Rebecca Sabky, an undergraduate admissions counselor at an Ivy League School, reads over 2,000 college applications every year. She writes: “The applicants are always intellectually curious and talented. They climb mountains, head extracurricular clubs and develop new technologies. They’re the next generation’s leaders. Their accomplishments stack up quickly.” But she’s always on the lookout for one rare quality: kindness, as exemplified in this true story:
[A student from a large public school in New England] was clearly bright, as evidenced by his class rank and teachers’ praise. He had a supportive recommendation from his college counselor and an impressive list of extracurriculars. … But one letter of recommendation caught my eye. It was from a school custodian.
Letters of recommendation are typically written by people who the applicant thinks will impress a school. This letter was different. The custodian wrote that he was compelled to support this student’s candidacy because of his thoughtfulness. This young man was the only person in the school who knew the names of every member of the janitorial staff. He turned off lights in empty rooms, consistently thanked the hallway monitor each morning and tidied up after his peers even if nobody was watching. This student, the custodian wrote, had a refreshing respect for every person at the school, regardless of position, popularity or clout.
Over 15 years and 30,000 applications in my admissions career, I had never seen a recommendation from a school custodian. It gave us a window onto a student’s life in the moments when nothing “counted.” That student was admitted by unanimous vote of the admissions committee.

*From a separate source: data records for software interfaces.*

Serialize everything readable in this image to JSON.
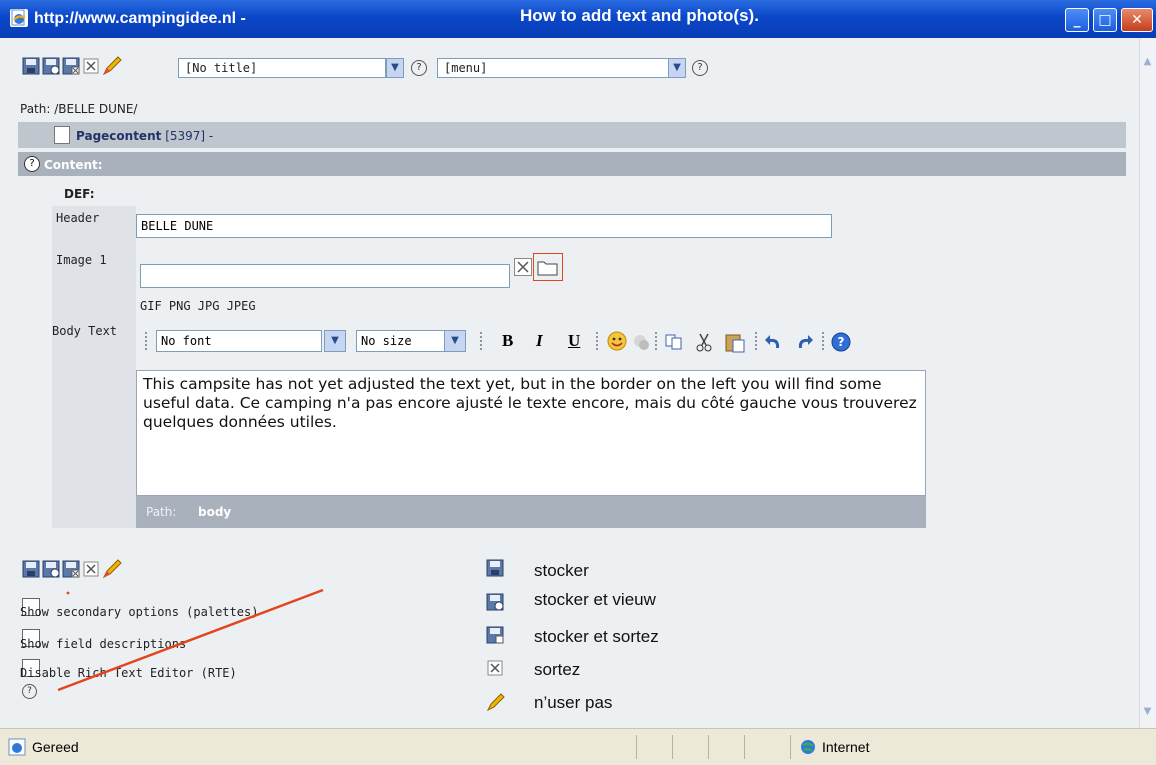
{
  "window": {
    "url": "http://www.campingidee.nl -",
    "caption": "How to add text and photo(s).",
    "min": "_",
    "max": "□",
    "close": "✕"
  },
  "toolbar": {
    "title_select": "[No title]",
    "menu_select": "[menu]",
    "help": "?"
  },
  "path": "Path: /BELLE DUNE/",
  "pagecontent": {
    "label": "Pagecontent",
    "id": "[5397] -"
  },
  "content_label": "Content:",
  "def_label": "DEF:",
  "header": {
    "label": "Header",
    "value": "BELLE DUNE"
  },
  "image": {
    "label": "Image 1",
    "value": "",
    "types": "GIF PNG JPG JPEG"
  },
  "body": {
    "label": "Body Text",
    "font": "No font",
    "size": "No size",
    "bold": "B",
    "italic": "I",
    "underline": "U",
    "text": "This campsite has not yet adjusted the text yet, but in the border on the left you will find some useful data. Ce camping n'a pas encore ajusté le texte encore, mais du côté gauche vous trouverez quelques données utiles.",
    "path_label": "Path:",
    "path_value": "body"
  },
  "options": {
    "secondary": "Show secondary options (palettes)",
    "descriptions": "Show field descriptions",
    "rte": "Disable Rich Text Editor (RTE)"
  },
  "legend": [
    {
      "icon": "save-icon",
      "label": "stocker"
    },
    {
      "icon": "save-view-icon",
      "label": "stocker et vieuw"
    },
    {
      "icon": "save-close-icon",
      "label": "stocker et sortez"
    },
    {
      "icon": "close-icon",
      "label": "sortez"
    },
    {
      "icon": "pencil-icon",
      "label": "n’user pas"
    }
  ],
  "status": {
    "left": "Gereed",
    "zone": "Internet"
  },
  "colors": {
    "titlebar": "#0a47c9",
    "section": "#bfc6ce",
    "accent_red": "#e2461c"
  }
}
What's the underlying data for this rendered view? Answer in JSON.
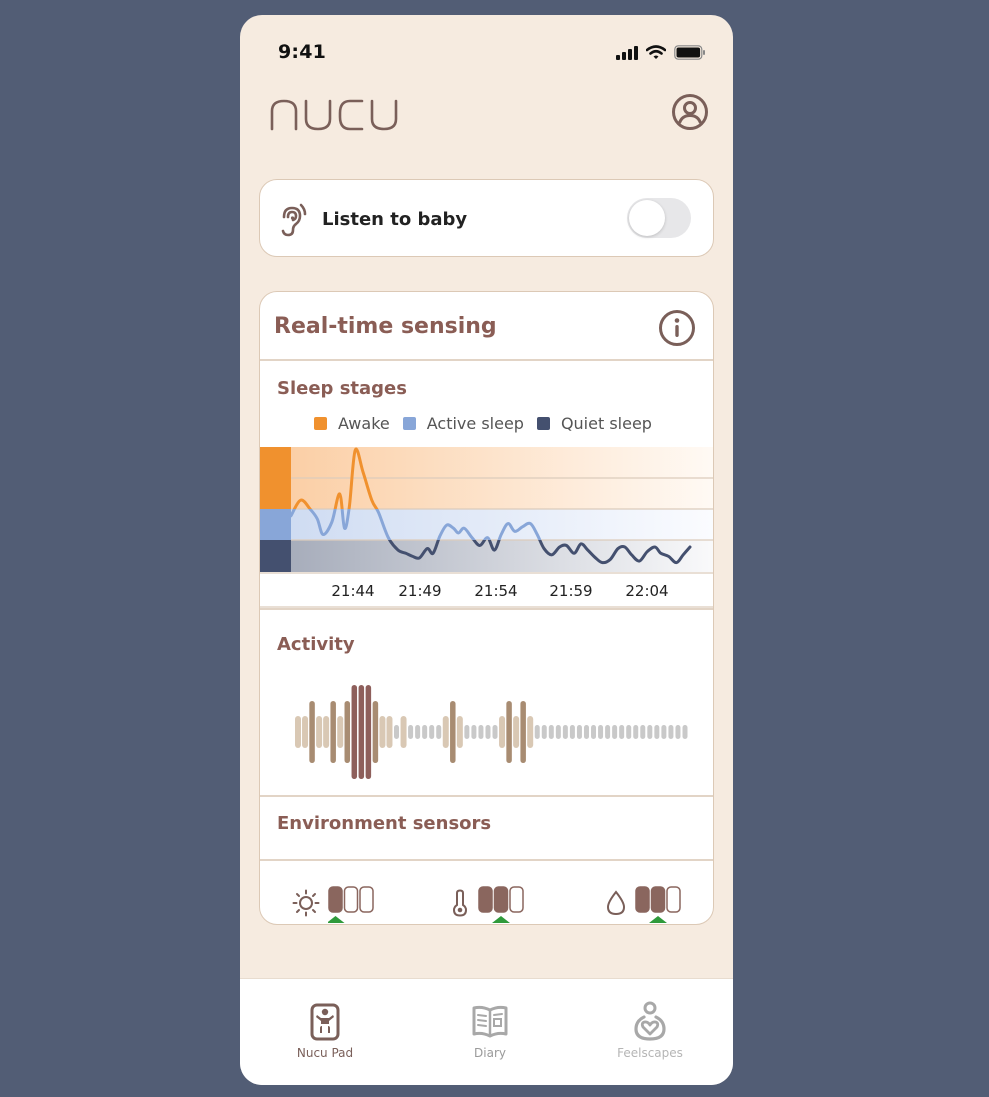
{
  "status_bar": {
    "time": "9:41"
  },
  "header": {
    "logo_text": "nucu",
    "profile_icon": "user-circle-icon"
  },
  "listen": {
    "label": "Listen to baby",
    "icon": "ear-icon",
    "toggle_on": false
  },
  "sensing": {
    "title": "Real-time sensing",
    "info_icon": "info-icon",
    "sleep_stages": {
      "title": "Sleep stages",
      "legend": [
        {
          "label": "Awake",
          "color": "#f0912e"
        },
        {
          "label": "Active sleep",
          "color": "#88a6d8"
        },
        {
          "label": "Quiet sleep",
          "color": "#44506f"
        }
      ]
    },
    "activity": {
      "title": "Activity"
    },
    "environment": {
      "title": "Environment sensors",
      "sensors": [
        {
          "name": "light",
          "icon": "sun-icon",
          "level": 1,
          "max": 3,
          "indicator": 1
        },
        {
          "name": "temperature",
          "icon": "thermometer-icon",
          "level": 2,
          "max": 3,
          "indicator": 2
        },
        {
          "name": "humidity",
          "icon": "droplet-icon",
          "level": 2,
          "max": 3,
          "indicator": 2
        }
      ]
    }
  },
  "chart_data": {
    "type": "line",
    "title": "Sleep stages",
    "xlabel": "",
    "ylabel": "",
    "x_ticks": [
      "21:44",
      "21:49",
      "21:54",
      "21:59",
      "22:04"
    ],
    "y_levels": [
      "Quiet sleep",
      "Active sleep",
      "Awake",
      "Awake"
    ],
    "ylim": [
      0,
      4
    ],
    "legend_position": "top",
    "series": [
      {
        "name": "sleep-stage-level",
        "x_minutes_from_start": [
          0,
          1,
          2,
          2.7,
          3.3,
          4.2,
          5,
          5.5,
          6,
          6.6,
          7.4,
          8.3,
          9,
          10,
          11,
          11.8,
          12.5,
          13.2,
          14,
          14.6,
          15.3,
          16,
          16.7,
          17.2,
          17.8,
          18.6,
          19.4,
          20.2,
          20.9,
          21.6,
          22.3,
          23,
          23.8,
          24.6,
          25.3,
          26,
          26.8,
          27.6,
          28.3,
          29.1,
          29.8,
          30.5,
          31.3,
          32,
          32.8,
          33.6,
          34.3,
          35,
          35.8,
          36.6,
          37.4,
          38,
          38.8,
          39.6,
          40.3,
          41
        ],
        "y": [
          1.8,
          2.3,
          2.0,
          1.7,
          1.2,
          1.6,
          2.5,
          1.4,
          2.1,
          3.9,
          3.2,
          2.3,
          1.9,
          1.1,
          0.7,
          0.6,
          0.5,
          0.45,
          0.75,
          0.6,
          1.15,
          1.5,
          1.4,
          1.25,
          1.4,
          1.1,
          0.85,
          1.1,
          0.7,
          1.2,
          1.55,
          1.3,
          1.45,
          1.55,
          1.2,
          0.75,
          0.55,
          0.8,
          0.85,
          0.6,
          0.9,
          0.7,
          0.45,
          0.3,
          0.4,
          0.75,
          0.8,
          0.55,
          0.35,
          0.65,
          0.8,
          0.6,
          0.5,
          0.3,
          0.55,
          0.8
        ]
      }
    ]
  },
  "activity_data": {
    "bars": [
      2,
      2,
      3,
      2,
      2,
      3,
      2,
      3,
      4,
      4,
      4,
      3,
      2,
      2,
      1,
      2,
      1,
      1,
      1,
      1,
      1,
      2,
      3,
      2,
      1,
      1,
      1,
      1,
      1,
      2,
      3,
      2,
      3,
      2,
      1,
      1,
      1,
      1,
      1,
      1,
      1,
      1,
      1,
      1,
      1,
      1,
      1,
      1,
      1,
      1,
      1,
      1,
      1,
      1,
      1,
      1
    ]
  },
  "tabbar": {
    "tabs": [
      {
        "label": "Nucu Pad",
        "icon": "baby-pad-icon",
        "active": true
      },
      {
        "label": "Diary",
        "icon": "book-icon",
        "active": false
      },
      {
        "label": "Feelscapes",
        "icon": "person-heart-icon",
        "active": false
      }
    ]
  },
  "colors": {
    "brand_brown": "#8a5d55",
    "icon_brown": "#7a5f59",
    "indicator_green": "#2f9a3b",
    "background": "#f6ebe0",
    "inactive_tab": "#a8a8a8"
  }
}
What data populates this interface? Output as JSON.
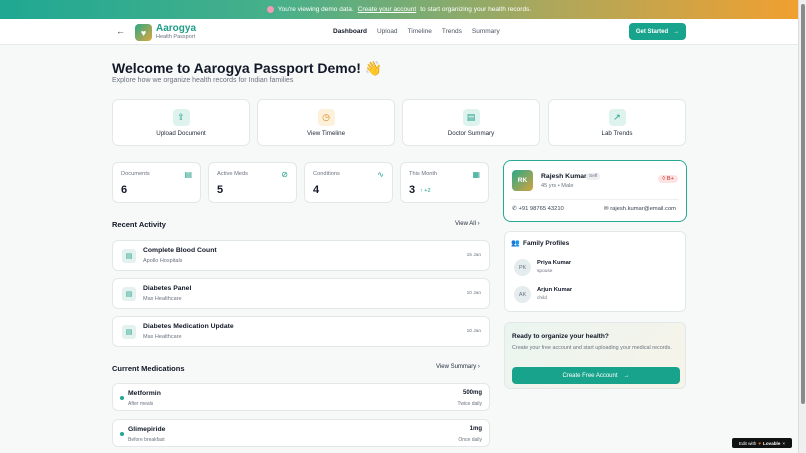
{
  "banner": {
    "prefix": "You're viewing demo data.",
    "link": "Create your account",
    "suffix": "to start organizing your health records."
  },
  "nav": {
    "back_icon": "arrow-left-icon",
    "brand_name": "Aarogya",
    "brand_sub": "Health Passport",
    "links": [
      "Dashboard",
      "Upload",
      "Timeline",
      "Trends",
      "Summary"
    ],
    "active": "Dashboard",
    "cta": "Get Started"
  },
  "page": {
    "title": "Welcome to Aarogya Passport Demo! 👋",
    "subtitle": "Explore how we organize health records for Indian families"
  },
  "actions": [
    {
      "label": "Upload Document",
      "icon": "upload-icon"
    },
    {
      "label": "View Timeline",
      "icon": "clock-icon"
    },
    {
      "label": "Doctor Summary",
      "icon": "document-icon"
    },
    {
      "label": "Lab Trends",
      "icon": "trend-up-icon"
    }
  ],
  "stats": [
    {
      "label": "Documents",
      "value": "6",
      "icon": "file-icon"
    },
    {
      "label": "Active Meds",
      "value": "5",
      "icon": "pill-icon"
    },
    {
      "label": "Conditions",
      "value": "4",
      "icon": "pulse-icon"
    },
    {
      "label": "This Month",
      "value": "3",
      "extra": "↑ +2",
      "icon": "calendar-icon"
    }
  ],
  "profile": {
    "initials": "RK",
    "name": "Rajesh Kumar",
    "badge": "Self",
    "meta": "45 yrs • Male",
    "blood_group": "B+",
    "phone": "+91 98765 43210",
    "email": "rajesh.kumar@email.com"
  },
  "family": {
    "title": "Family Profiles",
    "members": [
      {
        "initials": "PK",
        "name": "Priya Kumar",
        "relation": "spouse"
      },
      {
        "initials": "AK",
        "name": "Arjun Kumar",
        "relation": "child"
      }
    ]
  },
  "cta": {
    "title": "Ready to organize your health?",
    "text": "Create your free account and start uploading your medical records.",
    "button": "Create Free Account"
  },
  "recent": {
    "title": "Recent Activity",
    "link": "View All",
    "items": [
      {
        "title": "Complete Blood Count",
        "sub": "Apollo Hospitals",
        "date": "15 Jan"
      },
      {
        "title": "Diabetes Panel",
        "sub": "Max Healthcare",
        "date": "10 Jan"
      },
      {
        "title": "Diabetes Medication Update",
        "sub": "Max Healthcare",
        "date": "10 Jan"
      }
    ]
  },
  "meds": {
    "title": "Current Medications",
    "link": "View Summary",
    "items": [
      {
        "name": "Metformin",
        "note": "After meals",
        "dose": "500mg",
        "freq": "Twice daily"
      },
      {
        "name": "Glimepiride",
        "note": "Before breakfast",
        "dose": "1mg",
        "freq": "Once daily"
      }
    ]
  },
  "lovable": {
    "prefix": "Edit with",
    "brand": "Lovable"
  },
  "colors": {
    "accent": "#18a48c",
    "brand_orange": "#f0a030"
  }
}
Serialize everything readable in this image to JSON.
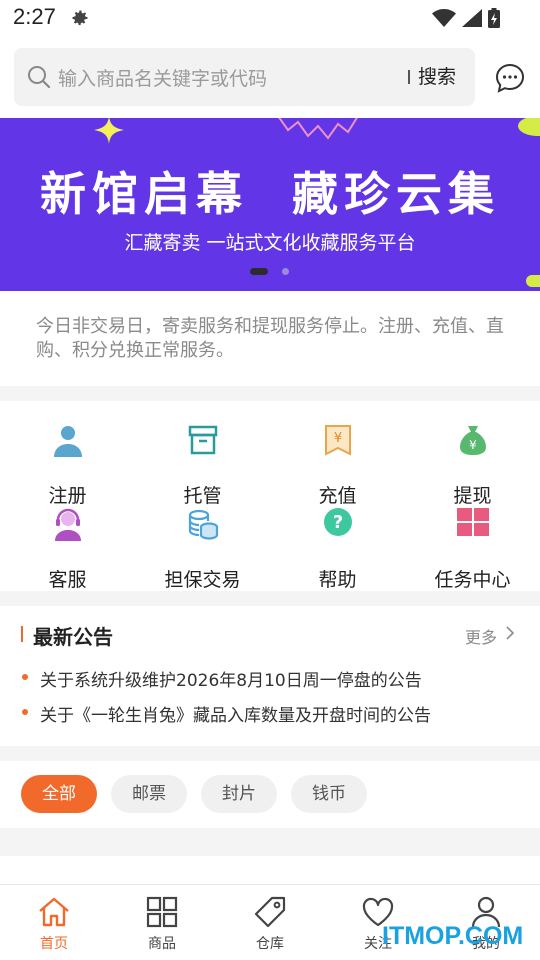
{
  "status_bar": {
    "time": "2:27",
    "icons": [
      "gear-icon",
      "wifi-icon",
      "signal-icon",
      "battery-charging-icon"
    ]
  },
  "search": {
    "placeholder": "输入商品名关键字或代码",
    "button_label": "搜索",
    "message_icon": "chat-bubble-icon"
  },
  "banner": {
    "title": "新馆启幕  藏珍云集",
    "subtitle": "汇藏寄卖 一站式文化收藏服务平台",
    "slide_count": 2,
    "active_slide": 1,
    "background_color": "#6236e6"
  },
  "notice": {
    "text": "今日非交易日，寄卖服务和提现服务停止。注册、充值、直购、积分兑换正常服务。"
  },
  "menu": {
    "items": [
      {
        "label": "注册",
        "icon": "user-icon",
        "color": "#5aa6cf"
      },
      {
        "label": "托管",
        "icon": "archive-box-icon",
        "color": "#2b9a9a"
      },
      {
        "label": "充值",
        "icon": "yen-coupon-icon",
        "color": "#e8a54a"
      },
      {
        "label": "提现",
        "icon": "money-bag-icon",
        "color": "#58b86e"
      },
      {
        "label": "客服",
        "icon": "headset-agent-icon",
        "color": "#b04fc2"
      },
      {
        "label": "担保交易",
        "icon": "coin-stack-icon",
        "color": "#4da3d9"
      },
      {
        "label": "帮助",
        "icon": "help-circle-icon",
        "color": "#3ec8a0"
      },
      {
        "label": "任务中心",
        "icon": "grid-tiles-icon",
        "color": "#e85a7e"
      }
    ]
  },
  "announcements": {
    "title": "最新公告",
    "more_label": "更多",
    "items": [
      "关于系统升级维护2026年8月10日周一停盘的公告",
      "关于《一轮生肖兔》藏品入库数量及开盘时间的公告"
    ]
  },
  "categories": {
    "items": [
      "全部",
      "邮票",
      "封片",
      "钱币"
    ],
    "selected": "全部"
  },
  "tabbar": {
    "items": [
      {
        "label": "首页",
        "icon": "home-icon",
        "active": true
      },
      {
        "label": "商品",
        "icon": "apps-grid-icon",
        "active": false
      },
      {
        "label": "仓库",
        "icon": "tag-icon",
        "active": false
      },
      {
        "label": "关注",
        "icon": "heart-icon",
        "active": false
      },
      {
        "label": "我的",
        "icon": "person-icon",
        "active": false
      }
    ]
  },
  "colors": {
    "accent": "#f26a2b",
    "banner": "#6236e6"
  },
  "watermark": "ITMOP.COM"
}
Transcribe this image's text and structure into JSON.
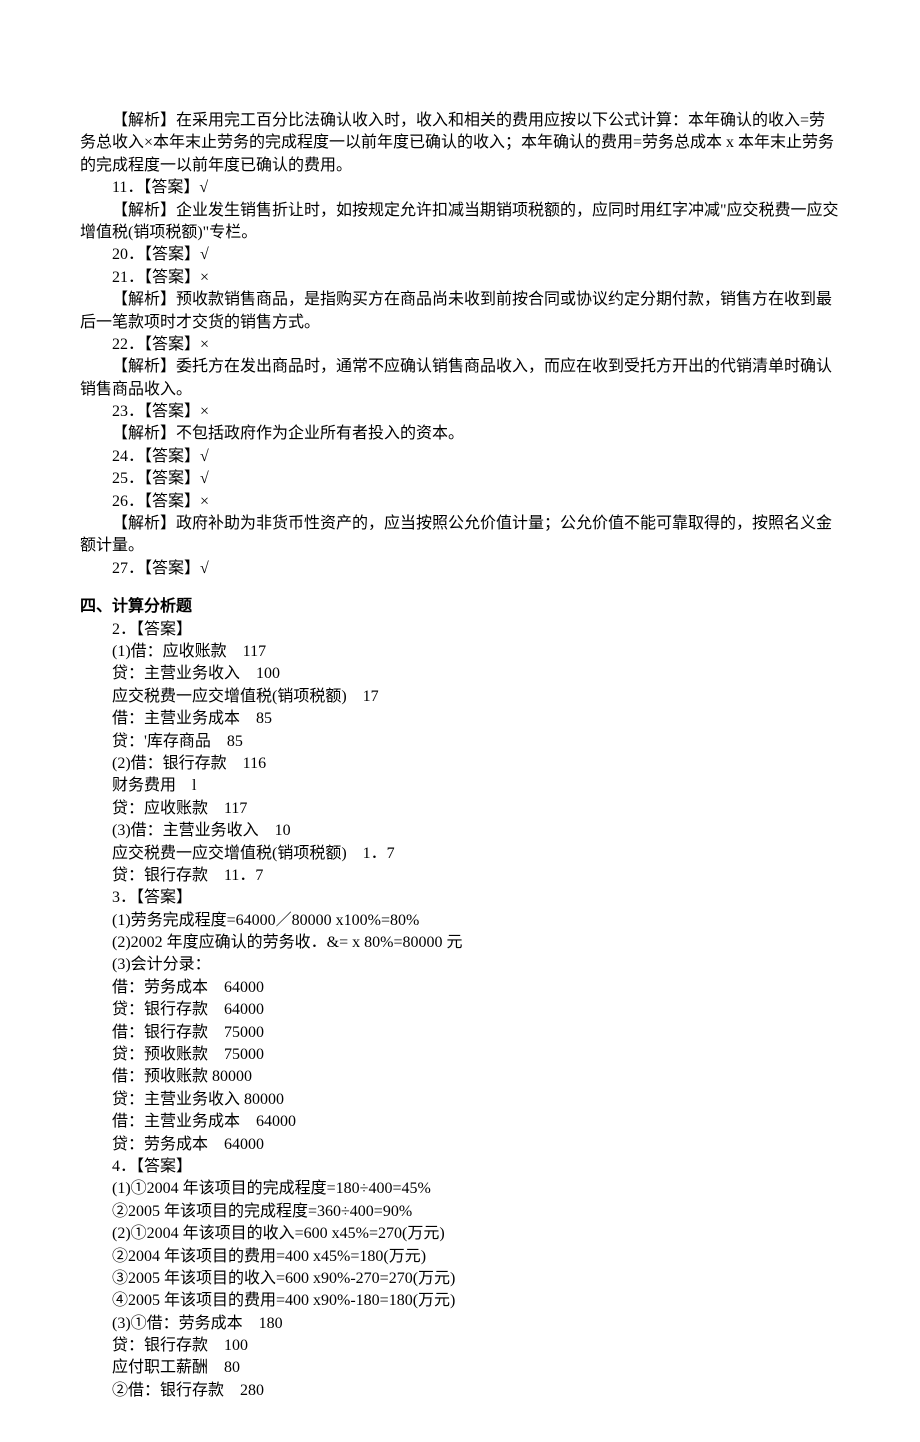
{
  "lines": [
    {
      "cls": "para",
      "text": "【解析】在采用完工百分比法确认收入时，收入和相关的费用应按以下公式计算：本年确认的收入=劳务总收入×本年末止劳务的完成程度一以前年度已确认的收入；本年确认的费用=劳务总成本 x 本年末止劳务的完成程度一以前年度已确认的费用。",
      "wrap": true
    },
    {
      "cls": "answer-line",
      "text": "11．【答案】√"
    },
    {
      "cls": "para",
      "text": "【解析】企业发生销售折让时，如按规定允许扣减当期销项税额的，应同时用红字冲减\"应交税费一应交增值税(销项税额)\"专栏。",
      "wrap": true
    },
    {
      "cls": "answer-line",
      "text": "20．【答案】√"
    },
    {
      "cls": "answer-line",
      "text": "21．【答案】×"
    },
    {
      "cls": "para",
      "text": "【解析】预收款销售商品，是指购买方在商品尚未收到前按合同或协议约定分期付款，销售方在收到最后一笔款项时才交货的销售方式。",
      "wrap": true
    },
    {
      "cls": "answer-line",
      "text": "22．【答案】×"
    },
    {
      "cls": "para",
      "text": "【解析】委托方在发出商品时，通常不应确认销售商品收入，而应在收到受托方开出的代销清单时确认销售商品收入。",
      "wrap": true
    },
    {
      "cls": "answer-line",
      "text": "23．【答案】×"
    },
    {
      "cls": "para",
      "text": "【解析】不包括政府作为企业所有者投入的资本。"
    },
    {
      "cls": "answer-line",
      "text": "24．【答案】√"
    },
    {
      "cls": "answer-line",
      "text": "25．【答案】√"
    },
    {
      "cls": "answer-line",
      "text": "26．【答案】×"
    },
    {
      "cls": "para",
      "text": "【解析】政府补助为非货币性资产的，应当按照公允价值计量；公允价值不能可靠取得的，按照名义金额计量。",
      "wrap": true
    },
    {
      "cls": "answer-line",
      "text": "27．【答案】√"
    },
    {
      "cls": "section-title",
      "text": "四、计算分析题"
    },
    {
      "cls": "sub-line",
      "text": "2．【答案】"
    },
    {
      "cls": "sub-line",
      "text": "(1)借：应收账款　117"
    },
    {
      "cls": "sub-line",
      "text": "贷：主营业务收入　100"
    },
    {
      "cls": "sub-line",
      "text": "应交税费一应交增值税(销项税额)　17"
    },
    {
      "cls": "sub-line",
      "text": "借：主营业务成本　85"
    },
    {
      "cls": "sub-line",
      "text": "贷：'库存商品　85"
    },
    {
      "cls": "sub-line",
      "text": "(2)借：银行存款　116"
    },
    {
      "cls": "sub-line",
      "text": "财务费用　l"
    },
    {
      "cls": "sub-line",
      "text": "贷：应收账款　117"
    },
    {
      "cls": "sub-line",
      "text": "(3)借：主营业务收入　10"
    },
    {
      "cls": "sub-line",
      "text": "应交税费一应交增值税(销项税额)　1．7"
    },
    {
      "cls": "sub-line",
      "text": "贷：银行存款　11．7"
    },
    {
      "cls": "sub-line",
      "text": "3．【答案】"
    },
    {
      "cls": "sub-line",
      "text": "(1)劳务完成程度=64000／80000 x100%=80%"
    },
    {
      "cls": "sub-line",
      "text": "(2)2002 年度应确认的劳务收．&= x 80%=80000 元"
    },
    {
      "cls": "sub-line",
      "text": "(3)会计分录："
    },
    {
      "cls": "sub-line",
      "text": "借：劳务成本　64000"
    },
    {
      "cls": "sub-line",
      "text": "贷：银行存款　64000"
    },
    {
      "cls": "sub-line",
      "text": "借：银行存款　75000"
    },
    {
      "cls": "sub-line",
      "text": "贷：预收账款　75000"
    },
    {
      "cls": "sub-line",
      "text": "借：预收账款 80000"
    },
    {
      "cls": "sub-line",
      "text": "贷：主营业务收入 80000"
    },
    {
      "cls": "sub-line",
      "text": "借：主营业务成本　64000"
    },
    {
      "cls": "sub-line",
      "text": "贷：劳务成本　64000"
    },
    {
      "cls": "sub-line",
      "text": "4．【答案】"
    },
    {
      "cls": "sub-line",
      "text": "(1)①2004 年该项目的完成程度=180÷400=45%"
    },
    {
      "cls": "sub-line",
      "text": "②2005 年该项目的完成程度=360÷400=90%"
    },
    {
      "cls": "sub-line",
      "text": "(2)①2004 年该项目的收入=600 x45%=270(万元)"
    },
    {
      "cls": "sub-line",
      "text": "②2004 年该项目的费用=400 x45%=180(万元)"
    },
    {
      "cls": "sub-line",
      "text": "③2005 年该项目的收入=600 x90%-270=270(万元)"
    },
    {
      "cls": "sub-line",
      "text": "④2005 年该项目的费用=400 x90%-180=180(万元)"
    },
    {
      "cls": "sub-line",
      "text": "(3)①借：劳务成本　180"
    },
    {
      "cls": "sub-line",
      "text": "贷：银行存款　100"
    },
    {
      "cls": "sub-line",
      "text": "应付职工薪酬　80"
    },
    {
      "cls": "sub-line",
      "text": "②借：银行存款　280"
    }
  ]
}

As I read through this illustration it struck me what a bright future this young man must have had ahead of him. He was bright, intelligent and talented. However, the letter of recommendation from the janitor truly defined this young man. He was a servant. From cleaning up to turning off lights he truly had grasped the meaning of life.